Rookies playing it safe by choice or force (i.e., compliance), however, should not overestimate what taking the plunge would do for their business. Even with his robust social media following, Douglas has received only two or three clients this year that signed up for his fee-only financial planning services.
“Getting clients from social media, or any kind of media, is incredibly difficult. It’s not like a floodgate opens,” he said. Boneparth has made a side hustle out of blogging and speaking about his experience and strategies using social media.
Kashif “Kash” Ahmed is an LPL Financial broker and investment advisor with 15 years of experience. Based in Bedford, Mass., Ahmed has a decent following on Twitter with 600-plus followers, over 1,700 followers on Linkedin, and says he’s managed to pull in two clients and $2 million in assets from his presence on social media. Social media may be one brick in the path to his door, but it's not the only one.
“For opinionated people like me Twitter was a godsend,” he said. But Ahmed, who is the founder and president of American Private Wealth, uses social media to get his personality out there and to educate his clients. He considers social media the first impression for prospects, so they know basically who they’re getting before he even meets with them. He also sees it as a frequent touchpoint with all of his clients, since he may not meet with them often.
“Throughout the year we may talk to a client once, but they see me every day on LinkedIn and Twitter,” he said. “Financial advisors are really mistaken when they think clients and prospects connect with their profiles. We’re human beings. We connect with other people.”
Social media can act as an accelerant for financial advisors' traditional referral networks, says Ahmed. He only meets with prospects who have been introduced to him via a mutual connection—and increasingly, that connection is found over social media. When a prospect who liked Ahmed's tweets came to his office and asked to become a client, Ahmed encouraged him to see if they had a mutual connection on LinkedIn that could vouch not only for Ahmed but also for the prospect. It turned out there was and that connection made the introduction.

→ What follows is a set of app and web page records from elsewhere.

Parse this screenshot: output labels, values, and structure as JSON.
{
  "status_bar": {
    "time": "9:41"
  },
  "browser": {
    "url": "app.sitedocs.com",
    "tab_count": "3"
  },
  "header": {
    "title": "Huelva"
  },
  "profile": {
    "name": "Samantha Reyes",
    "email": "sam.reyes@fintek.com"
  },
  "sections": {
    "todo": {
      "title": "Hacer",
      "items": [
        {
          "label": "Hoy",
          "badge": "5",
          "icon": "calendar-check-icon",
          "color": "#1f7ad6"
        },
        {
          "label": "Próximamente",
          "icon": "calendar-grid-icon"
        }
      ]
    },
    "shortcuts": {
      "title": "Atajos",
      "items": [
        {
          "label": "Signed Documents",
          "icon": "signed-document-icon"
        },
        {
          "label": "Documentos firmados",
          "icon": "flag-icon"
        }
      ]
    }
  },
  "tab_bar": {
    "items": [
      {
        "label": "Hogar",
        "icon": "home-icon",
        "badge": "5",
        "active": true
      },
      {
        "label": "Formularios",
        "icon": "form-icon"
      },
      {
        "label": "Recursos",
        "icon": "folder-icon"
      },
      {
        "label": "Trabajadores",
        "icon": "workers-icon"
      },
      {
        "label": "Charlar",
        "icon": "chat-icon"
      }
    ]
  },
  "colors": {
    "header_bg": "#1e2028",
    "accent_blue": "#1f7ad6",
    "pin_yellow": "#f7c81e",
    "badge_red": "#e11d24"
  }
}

Ahmed doubts most advisors, new or experienced, are using social media in an effective way.
“If I were a client and I hired a planner, I’m not interested in some white paper. I’ve already trusted you with my money—just take care of it. What I am interested in is your life, and what you are doing on a day-to-day basis,” he said. Instead of whitepapers or canned marketing content that some advisors may use to compensate for a lack of experience on the platforms, Ahmed posts photos of experts and associates he works with as one way of showing what he does for his clients.
But even experienced advisors with large social media followings, with tweets that go viral, have never received a new client from the medium.
George Papadopoulos went "Twitter viral" after his controversial namesake in the presidential administration pled guilty to charges brought by the FBI over Russiagate. The firehose of attention he received promoted him to pin a tweet to his timeline that he was “not Trump’s foreign policy adviser” in 2017. That lead to an opportunity to go on The Daily Show with Trevor Noah (turned down because of a scheduling conflict) and it added 2,000 more followers to his account. He was also interviewed by several news outlets. Papadopoulos, who is located in Novi, Mich., said he’s had multiple prospects ask him to be their advisor on Twitter, but none turned out to be a good fit for his business.
He has, however, gotten clients from his Wall Street Journal column, he says, showing that social media is fine, but sometimes, traditional media still carries more weight.